My intention with this article was not to come to some sort of conclusion based on generic appeal, but this has been a hard result to ignore.

Cyberpunk and Raypunk

I was recently invited to explore my reasons for liking cyberpunk – that particularly dystopic blend of sci-fi which deals with a near-future dominated by cybernetic technology. I’ve studied it before in projects dealing with visual design, but I’d not looked upon it as an idea this deeply before. Doing so led me to some startling discoveries, and also shed some light on why I enjoy games design so.

Blade Runner

The genre we’re actually dealing with when talking cyberpunk is a cross between ‘gothic’ and ‘science fiction’:

  • Sci-fi is a genre in which stories are heavily influenced by realistic-sounding scientific advancements: humanity touches the cosmos with warp engines; society communicates with electronic cyberbrains; and so on.
  • Gothic is a genre which holds a distorted mirror up to what we perceive as normal, in order to shock or otherwise provoke: wealthy aristocrats who emerge only during the night; men who transform into terrible beasts; and so on.

Cyberpunk combines these two by showing us quite alien worlds, of cyborg implants and widespread drug abuse which echo the fears of a modern age. Viruses and hackers are the folk devils of a gothic genre, just as demons and bloodthirsty killers were in more religious times.

I don’t enjoy all cyberpunk though.

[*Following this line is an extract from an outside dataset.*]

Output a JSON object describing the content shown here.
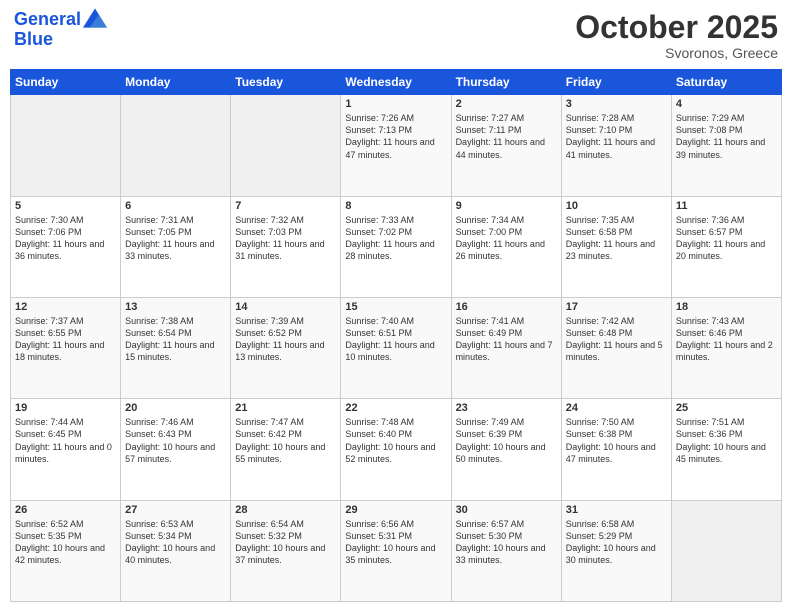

As futuristic genres go, I far prefer retro-futurism – hence naming my website “Raygun Gothic” – but cyberpunk did give rise to the likes of Ghost in the Shell, The Matrix and other such tales of virtual worlds in which identity is questioned and appearances may be deceiving. People become something other than themselves, and often face struggles in a world which is hostile to them. Those themes speak to me on a personal level, and doubtless play a huge part in my calling to design video games.

The problem I have with cyberpunk is that it is innately depressing. Sci-fi’s purpose is to ask “what if?”, and cyberpunk is one of science fiction’s bleakest answers. It tells us that human nature will doom us all, and its stories uniquely feature anti-heroes for the odds are stacked so high that it takes a rebel to even try for resolution. Often the end is not a happy one.

But is retro-futurism any better? Raygun gothic is a genre in which technology grants humanity its prosperity: ships transport us across the cosmos, robots attend to our every whim and magical energies grant us control over the elements. It’s also an incredibly dated genre, very worthy of the term “retro-futurism”. ‘Raypunk’ (as I call it) is a vision of a future that never was: the year 2000 as envisioned from the 1930s and 40s.

Sky Captain and the World of Tomorrow

Cyberpunk and raypunk are two sides of the same coin. Both allow us to imagine a future supported by technology, but one is dystopic, one is utopic. The sad thing is that while cyberpunk is a “what if”, raypunk is an “if only”. The fact that we don’t have jetpacks and lycra space suits puts us far closer to embracing a cyberpunk world, and while I long for worlds and identities to escape to, raypunk serves as a reminder of what we don’t have.

I have no conclusion to add to such thoughts; they are what they are. Comparing genres like this does highlight where my moods may take me, though. I can fool myself into thinking that raypunk can work, or I can look upon cyberpunk as a lesson in things to avoid. I can also see raypunk as a missed opportunity, or embrace the integrated sea of information within cyberpunk as something glorious to aim for. Either way technology is involved somewhere in the making, and the meat vessel I inhabit in the real world is excited by moulding both in games and online worlds.